Likewise, the debate over the dangers of tackling over the past few seasons has also framed in this jingoistic manner - the likes of 'Big' Sam Allardyce and Steve Bruce are on one side defending the rugged Englishness of the Premier League and weak foreigners like Arsène Wenger and Rafa Benitez are on the other undermining our way of life.
And, if you're called Alan Shearer or Mark Lawrenson it's OK to say that back in the day you'd have punched a team mate for wearing a snood, yet the same pundits shake their heads in disgust at Mario Ballotelli a young, black lad from Italy with a violent temperament.
In Why England Lose, Simon Kuper and Stefan Szymanski argue the game itself overtly clings to certain aspects of it working class roots. This leads to a wilful exclusion of the middle classes from the sport and an overt anti-intellectualism (such as a rejection of tactics and coaching qualifications) which in turn weakens the depth and quality of the talent pool available to the national team.
As it's from that limited pool of players that most pundits are drawn, it's little wonder that their analysis of the game is both limited and increasingly at odds with the sports' growing middle class audience, the anti-intellectualism manifesting itself in the studio, with the likes of Shearer happily admitting he knew nothing of Hatem Ben Arfa when the player joined Newcastle or unashamedly confusing David Villa and David Silva.
Conversely cricket has historically developed as a sport for the upper and middle classes, but significantly the division between 'gentlemen' (unpaid, upper-class participants) and 'players' (paid, working-class participants) began to blur in 1952 when Len Hutton became the first professional captain of England (a move broadly approved by the Press). The divisions broke down completely in the late-Seventies when Kerry Packer established World Series Cricket, in part because it was perceived players were not paid a living wage.
The impact can be seen in the Sky commentary box where university-educated Nasser Hussain (Durham) and Michael Atherton (Cambridge) sit comfortably alongside David Gower (who dropped out of University College after six months) and state-educated David Lloyd and Sir Ian Botham (who left school at 15).
After a night out with Beefy, the boys are ready for work

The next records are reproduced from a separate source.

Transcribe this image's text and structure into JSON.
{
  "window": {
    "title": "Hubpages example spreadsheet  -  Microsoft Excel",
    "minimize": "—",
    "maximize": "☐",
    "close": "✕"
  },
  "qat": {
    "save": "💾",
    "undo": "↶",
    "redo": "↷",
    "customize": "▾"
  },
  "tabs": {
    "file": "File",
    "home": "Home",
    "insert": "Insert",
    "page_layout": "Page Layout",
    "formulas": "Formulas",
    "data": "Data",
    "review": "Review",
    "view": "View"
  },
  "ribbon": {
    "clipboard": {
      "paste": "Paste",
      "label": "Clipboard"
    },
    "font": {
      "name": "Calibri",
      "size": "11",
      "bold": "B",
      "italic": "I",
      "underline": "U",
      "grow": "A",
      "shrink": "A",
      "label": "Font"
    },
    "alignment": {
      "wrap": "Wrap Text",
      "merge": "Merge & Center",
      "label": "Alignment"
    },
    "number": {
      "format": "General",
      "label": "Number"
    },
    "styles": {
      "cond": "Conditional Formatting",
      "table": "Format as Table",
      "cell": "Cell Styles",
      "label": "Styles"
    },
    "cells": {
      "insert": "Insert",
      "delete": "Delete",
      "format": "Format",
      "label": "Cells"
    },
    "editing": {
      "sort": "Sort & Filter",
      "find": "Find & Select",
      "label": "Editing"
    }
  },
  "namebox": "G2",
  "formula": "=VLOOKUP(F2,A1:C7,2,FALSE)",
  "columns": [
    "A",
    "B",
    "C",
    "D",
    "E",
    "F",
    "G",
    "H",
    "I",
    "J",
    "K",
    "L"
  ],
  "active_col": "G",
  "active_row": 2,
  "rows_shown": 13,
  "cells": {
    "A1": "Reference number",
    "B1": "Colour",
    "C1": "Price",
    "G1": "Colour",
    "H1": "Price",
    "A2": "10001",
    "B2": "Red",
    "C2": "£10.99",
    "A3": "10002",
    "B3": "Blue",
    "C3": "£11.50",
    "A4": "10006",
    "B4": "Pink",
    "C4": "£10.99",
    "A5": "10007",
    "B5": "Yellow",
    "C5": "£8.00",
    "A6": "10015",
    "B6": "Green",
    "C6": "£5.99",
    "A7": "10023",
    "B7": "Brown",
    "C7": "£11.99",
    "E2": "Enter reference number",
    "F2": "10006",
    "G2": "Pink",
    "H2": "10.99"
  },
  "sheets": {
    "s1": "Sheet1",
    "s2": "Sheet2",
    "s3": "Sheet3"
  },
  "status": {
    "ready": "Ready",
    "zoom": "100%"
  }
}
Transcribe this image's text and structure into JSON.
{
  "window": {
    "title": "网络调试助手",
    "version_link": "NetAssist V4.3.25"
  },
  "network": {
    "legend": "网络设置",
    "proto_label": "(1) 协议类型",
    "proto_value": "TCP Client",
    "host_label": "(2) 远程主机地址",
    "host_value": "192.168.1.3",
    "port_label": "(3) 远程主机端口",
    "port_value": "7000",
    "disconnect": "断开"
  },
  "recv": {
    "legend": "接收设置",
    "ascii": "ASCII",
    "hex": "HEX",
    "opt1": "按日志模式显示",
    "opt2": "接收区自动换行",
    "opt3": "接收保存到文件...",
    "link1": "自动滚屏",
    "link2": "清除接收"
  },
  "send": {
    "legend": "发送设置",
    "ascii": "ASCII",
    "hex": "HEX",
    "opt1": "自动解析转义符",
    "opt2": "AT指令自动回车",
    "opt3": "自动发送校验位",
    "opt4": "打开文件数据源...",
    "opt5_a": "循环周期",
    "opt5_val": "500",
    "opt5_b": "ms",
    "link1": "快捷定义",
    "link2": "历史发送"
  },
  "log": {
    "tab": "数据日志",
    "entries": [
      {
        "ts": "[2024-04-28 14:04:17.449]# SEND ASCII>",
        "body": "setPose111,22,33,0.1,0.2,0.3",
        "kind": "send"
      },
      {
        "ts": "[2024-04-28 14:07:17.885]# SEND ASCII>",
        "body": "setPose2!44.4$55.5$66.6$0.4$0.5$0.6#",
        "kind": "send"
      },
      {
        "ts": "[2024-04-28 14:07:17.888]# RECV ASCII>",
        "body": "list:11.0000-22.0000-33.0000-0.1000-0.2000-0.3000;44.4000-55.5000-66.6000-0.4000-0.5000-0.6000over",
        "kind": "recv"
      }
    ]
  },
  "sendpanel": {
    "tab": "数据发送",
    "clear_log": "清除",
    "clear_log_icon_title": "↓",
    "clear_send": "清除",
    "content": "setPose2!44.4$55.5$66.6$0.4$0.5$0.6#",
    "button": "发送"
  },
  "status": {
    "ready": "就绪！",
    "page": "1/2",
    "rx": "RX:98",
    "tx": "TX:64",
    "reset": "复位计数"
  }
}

There is a further reason for this easy integration; cricket is a more multi-cultural and open-minded game than football. International cricketers spend months touring abroad and while this can take a heavy personal toll, it also opens their outlook to other cultures in a way English footballers rarely, if ever, experience which means in the main the game lacks the fear of 'the new' or 'the foreign' - cricket commetary is not weighed down by the racial stereotyping found in football coverage.
The game in this country also has a long history and little problem of utilising foreign-born players including, among others, Basil D'Oliveira in the Sixties to Jonathan Trott and Kevin Pietersen today. In fact when England took to the field against New Zealand at Christchurch in January 1992 seven of the XI were born outside England.
It's a selection policy employed by many other countries in football but which causes huge concern within the FA and the tabloid Press. Perhaps, not for the first time, it is English football that needs to re-adjust its outlook.
It is also significant that cricket, at least at the highest level, requires a specialised set of skills and deep tactical understanding. On any given day the weather, state of the pitch or even the state of the ball can influence the outcome. This means ex-players are able to provide a level of informed, enlightening analysis which escapes their football counterparts.
The sad reality seems to be that if we want football punditry to change, then the game itself has to develop but for now we're all going to have to keep watching Match of the Day with the sound off.